The role of submerged macrophyte beds in phosphorus and sediment accumulation in Lake Memphremagog, Quebec, Canada
Limnol. Oceanogr., 48(5), 2003, 1927-1937Purchase | DOI: 10.4319/lo.2003.48.5.1927
ABSTRACT: The relationships between long-term (~115-year) phosphorus and sediment accumulation and submerged macrophyte biomass were determined both within a submerged macrophyte bed and among beds in Lake Memphremagog, Quebec, Canada. Strong relationships between present submerged macrophyte biomass and littoral-zone sediment and phosphorus accumulation rates both within and among macrophyte beds yielded simple models for estimating long-term littoral-zone accumulation rates. Mean sediment particle size at the depth of maximum submerged macrophyte biomass, estimated from water content, was comparable with the mean particle size in profundal zone of Lake Memphremagog, suggesting that energy environments differ little between vegetated littoral zones and profundal zones. The mean total sediment-accumulation rate of 1.2 mm yr-1 in the macrophyte beds was indistinguishable from average profundal rates of sediment accumulation in North American lakes. Although dense beds accumulated twice as much bulk sediment per unit area (g m-2 yr-1) compared with their profundal counterparts, phosphorus accumulation per unit bulk sediment in macrophyte beds with a biomass of 1,000 g m-2 (wet weight) was one sixth that measured in profundal sediments, pointing to large postdepositional losses of sedimented phosphorus (>70%) from macrophyte beds.

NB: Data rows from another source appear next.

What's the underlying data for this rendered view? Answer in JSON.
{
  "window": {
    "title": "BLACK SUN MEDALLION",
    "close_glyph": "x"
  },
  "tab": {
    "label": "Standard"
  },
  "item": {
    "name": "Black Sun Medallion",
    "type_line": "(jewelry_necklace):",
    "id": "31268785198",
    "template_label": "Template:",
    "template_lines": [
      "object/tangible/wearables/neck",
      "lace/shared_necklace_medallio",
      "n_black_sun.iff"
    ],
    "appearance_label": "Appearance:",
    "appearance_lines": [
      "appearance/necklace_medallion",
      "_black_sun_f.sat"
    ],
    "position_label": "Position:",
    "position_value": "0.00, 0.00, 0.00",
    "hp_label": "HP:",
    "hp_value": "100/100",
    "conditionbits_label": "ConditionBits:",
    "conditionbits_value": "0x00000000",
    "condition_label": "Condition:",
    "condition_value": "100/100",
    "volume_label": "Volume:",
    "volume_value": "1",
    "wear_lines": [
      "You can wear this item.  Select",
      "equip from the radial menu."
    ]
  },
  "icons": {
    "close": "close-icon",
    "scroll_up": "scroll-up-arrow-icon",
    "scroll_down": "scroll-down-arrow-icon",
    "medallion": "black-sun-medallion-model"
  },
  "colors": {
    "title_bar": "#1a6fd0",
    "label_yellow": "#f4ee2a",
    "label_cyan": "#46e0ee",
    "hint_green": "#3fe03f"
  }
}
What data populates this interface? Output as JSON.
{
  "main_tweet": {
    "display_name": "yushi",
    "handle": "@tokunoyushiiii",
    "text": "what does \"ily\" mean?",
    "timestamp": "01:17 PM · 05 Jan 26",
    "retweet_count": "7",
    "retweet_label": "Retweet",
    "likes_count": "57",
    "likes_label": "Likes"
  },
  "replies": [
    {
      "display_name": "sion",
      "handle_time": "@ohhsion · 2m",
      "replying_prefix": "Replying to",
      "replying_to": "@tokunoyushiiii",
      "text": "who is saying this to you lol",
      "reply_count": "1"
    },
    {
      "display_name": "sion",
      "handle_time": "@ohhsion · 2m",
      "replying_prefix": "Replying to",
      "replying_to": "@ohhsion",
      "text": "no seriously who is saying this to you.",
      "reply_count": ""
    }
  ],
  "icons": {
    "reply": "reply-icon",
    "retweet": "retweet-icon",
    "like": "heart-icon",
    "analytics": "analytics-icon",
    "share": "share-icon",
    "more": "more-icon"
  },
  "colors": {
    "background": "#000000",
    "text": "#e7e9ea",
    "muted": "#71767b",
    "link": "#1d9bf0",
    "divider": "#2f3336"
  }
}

Finally, extrapolation of the present results to five nearby lakes suggests, based on still-limited data, that, in lakes in which half of the sediment surface is colonized by submerged macrophytes, the littoral zone accounts for roughly one third of whole-lake phosphorus and two thirds of whole-lake bulk sediment accumulated annually.